Days ago, my North Shore team was conflicted. We had a true dilemma on our hands; we needed to leave Gloucester to start getting some important work done in Marblehead, but a storm was approaching. There was 100% chance of rain, according to Siri.
We sat around in a circle and made a democratic decision about whether to try to leave right now (Sunday morning), or wait out the storm and go tomorrow (Monday morning). We all agreed we needed to get to Marblehead as soon as possible, but I was apprehensive about going out now because I felt that it was too late.
It was too late. By the time we packed up the trailer and headed out, it was downpouring, and lightning was too close for comfort. This simply seemed like a really bad idea. Not only are the roads slippery, flooding possible, and trailers heavy, but we could also get struck by lightning to seal the deal. I was crying; we were done for. Potentially.
As I trudged up a hill that could have been my last, I thought to myself, why am I doing this? Is what we are doing so important that it is worth being active in crazy weather like this? A tornado was happening around the same time closer to Boston.
My questions were answered last night when I found out about a gas pipeline explosion in Taiwan that had killed over 27 people, injured 286 and left 2 missing, making it the island’s worst gas leak explosion in history. Of the 27 who were killed, four were firefighters. The streets were covered in rubble; homes lost power in a blackout.
I send my condolences to the families and friends of all the people who lost their lives due to the explosion, and I feel angry because we don’t need to have such dangerous infrastructure in our lives in the first place. Solar and wind power can currently cover all our energy needs. There is no need for gas, much less gas explosions.

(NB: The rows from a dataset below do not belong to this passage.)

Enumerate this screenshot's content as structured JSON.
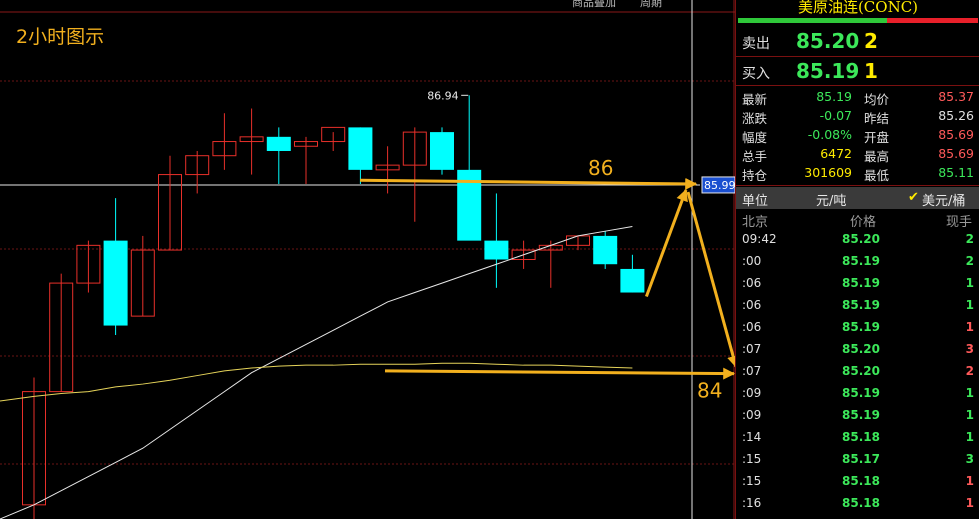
{
  "chart_data": {
    "type": "candlestick",
    "title": "2小时图示",
    "ylim": [
      82.45,
      87.95
    ],
    "candles": [
      {
        "o": 82.6,
        "h": 83.95,
        "l": 82.4,
        "c": 83.8
      },
      {
        "o": 83.8,
        "h": 85.05,
        "l": 83.8,
        "c": 84.95
      },
      {
        "o": 84.95,
        "h": 85.4,
        "l": 84.85,
        "c": 85.35
      },
      {
        "o": 85.4,
        "h": 85.85,
        "l": 84.4,
        "c": 84.5
      },
      {
        "o": 84.6,
        "h": 85.45,
        "l": 84.6,
        "c": 85.3
      },
      {
        "o": 85.3,
        "h": 86.3,
        "l": 85.3,
        "c": 86.1
      },
      {
        "o": 86.1,
        "h": 86.35,
        "l": 85.9,
        "c": 86.3
      },
      {
        "o": 86.3,
        "h": 86.75,
        "l": 86.15,
        "c": 86.45
      },
      {
        "o": 86.45,
        "h": 86.8,
        "l": 86.1,
        "c": 86.5
      },
      {
        "o": 86.5,
        "h": 86.6,
        "l": 86.0,
        "c": 86.35
      },
      {
        "o": 86.4,
        "h": 86.5,
        "l": 86.0,
        "c": 86.45
      },
      {
        "o": 86.45,
        "h": 86.55,
        "l": 86.35,
        "c": 86.6
      },
      {
        "o": 86.6,
        "h": 86.6,
        "l": 86.0,
        "c": 86.15
      },
      {
        "o": 86.15,
        "h": 86.4,
        "l": 85.9,
        "c": 86.2
      },
      {
        "o": 86.2,
        "h": 86.6,
        "l": 85.6,
        "c": 86.55
      },
      {
        "o": 86.55,
        "h": 86.6,
        "l": 86.1,
        "c": 86.15
      },
      {
        "o": 86.15,
        "h": 86.94,
        "l": 85.8,
        "c": 85.4
      },
      {
        "o": 85.4,
        "h": 85.9,
        "l": 84.9,
        "c": 85.2
      },
      {
        "o": 85.2,
        "h": 85.4,
        "l": 85.1,
        "c": 85.3
      },
      {
        "o": 85.3,
        "h": 85.4,
        "l": 84.9,
        "c": 85.35
      },
      {
        "o": 85.35,
        "h": 85.45,
        "l": 85.3,
        "c": 85.45
      },
      {
        "o": 85.45,
        "h": 85.5,
        "l": 85.1,
        "c": 85.15
      },
      {
        "o": 85.1,
        "h": 85.25,
        "l": 84.85,
        "c": 84.85
      }
    ],
    "ma_short": [
      82.45,
      82.6,
      82.75,
      82.9,
      83.05,
      83.2,
      83.4,
      83.6,
      83.8,
      84.0,
      84.15,
      84.3,
      84.45,
      84.6,
      84.75,
      84.85,
      84.95,
      85.05,
      85.15,
      85.25,
      85.35,
      85.45,
      85.5,
      85.55
    ],
    "ma_long": [
      83.7,
      83.75,
      83.78,
      83.8,
      83.85,
      83.88,
      83.92,
      83.97,
      84.02,
      84.05,
      84.07,
      84.08,
      84.08,
      84.09,
      84.09,
      84.09,
      84.1,
      84.1,
      84.09,
      84.08,
      84.08,
      84.07,
      84.06,
      84.05
    ],
    "high_label": "86.94",
    "ref_price": 85.99,
    "ref_price_label": "85.99",
    "target_up": "86",
    "target_down": "84",
    "colors": {
      "up": "#e8302a",
      "down": "#00ffff",
      "ma_short": "#e8e8e8",
      "ma_long": "#e6d45a",
      "arrow": "#f2b01e"
    }
  },
  "toolbar": {
    "item1": "商品叠加",
    "item2": "周期"
  },
  "panel": {
    "title": "美原油连(CONC)",
    "bar_green_pct": 62,
    "sell": {
      "label": "卖出",
      "price": "85.20",
      "vol": "2"
    },
    "buy": {
      "label": "买入",
      "price": "85.19",
      "vol": "1"
    },
    "stats": [
      {
        "l1": "最新",
        "v1": "85.19",
        "c1": "#3ce85a",
        "l2": "均价",
        "v2": "85.37",
        "c2": "#ff5a5a"
      },
      {
        "l1": "涨跌",
        "v1": "-0.07",
        "c1": "#3ce85a",
        "l2": "昨结",
        "v2": "85.26",
        "c2": "#e0e0e0"
      },
      {
        "l1": "幅度",
        "v1": "-0.08%",
        "c1": "#3ce85a",
        "l2": "开盘",
        "v2": "85.69",
        "c2": "#ff5a5a"
      },
      {
        "l1": "总手",
        "v1": "6472",
        "c1": "#ffeb00",
        "l2": "最高",
        "v2": "85.69",
        "c2": "#ff5a5a"
      },
      {
        "l1": "持仓",
        "v1": "301609",
        "c1": "#ffeb00",
        "l2": "最低",
        "v2": "85.11",
        "c2": "#3ce85a"
      }
    ],
    "unit": {
      "label": "单位",
      "value": "元/吨",
      "check": "✔",
      "alt": "美元/桶"
    },
    "cols": {
      "time": "北京",
      "price": "价格",
      "vol": "现手"
    },
    "ticks": [
      {
        "time": "09:42",
        "price": "85.20",
        "vol": "2",
        "vc": "#3ce85a"
      },
      {
        "time": ":00",
        "price": "85.19",
        "vol": "2",
        "vc": "#3ce85a"
      },
      {
        "time": ":06",
        "price": "85.19",
        "vol": "1",
        "vc": "#3ce85a"
      },
      {
        "time": ":06",
        "price": "85.19",
        "vol": "1",
        "vc": "#3ce85a"
      },
      {
        "time": ":06",
        "price": "85.19",
        "vol": "1",
        "vc": "#ff5a5a"
      },
      {
        "time": ":07",
        "price": "85.20",
        "vol": "3",
        "vc": "#ff5a5a"
      },
      {
        "time": ":07",
        "price": "85.20",
        "vol": "2",
        "vc": "#ff5a5a"
      },
      {
        "time": ":09",
        "price": "85.19",
        "vol": "1",
        "vc": "#3ce85a"
      },
      {
        "time": ":09",
        "price": "85.19",
        "vol": "1",
        "vc": "#3ce85a"
      },
      {
        "time": ":14",
        "price": "85.18",
        "vol": "1",
        "vc": "#3ce85a"
      },
      {
        "time": ":15",
        "price": "85.17",
        "vol": "3",
        "vc": "#3ce85a"
      },
      {
        "time": ":15",
        "price": "85.18",
        "vol": "1",
        "vc": "#ff5a5a"
      },
      {
        "time": ":16",
        "price": "85.18",
        "vol": "1",
        "vc": "#ff5a5a"
      }
    ]
  }
}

The emission, spill, and explosion free renewable technology is there; we just need the political will be make it happen.
If I can play a small role in preventing more gas explosions by continuing to fight the Salem gas plant this summer, then I feel honored to bike in lightning storms and face a small danger to prevent others from facing a much larger danger in the future.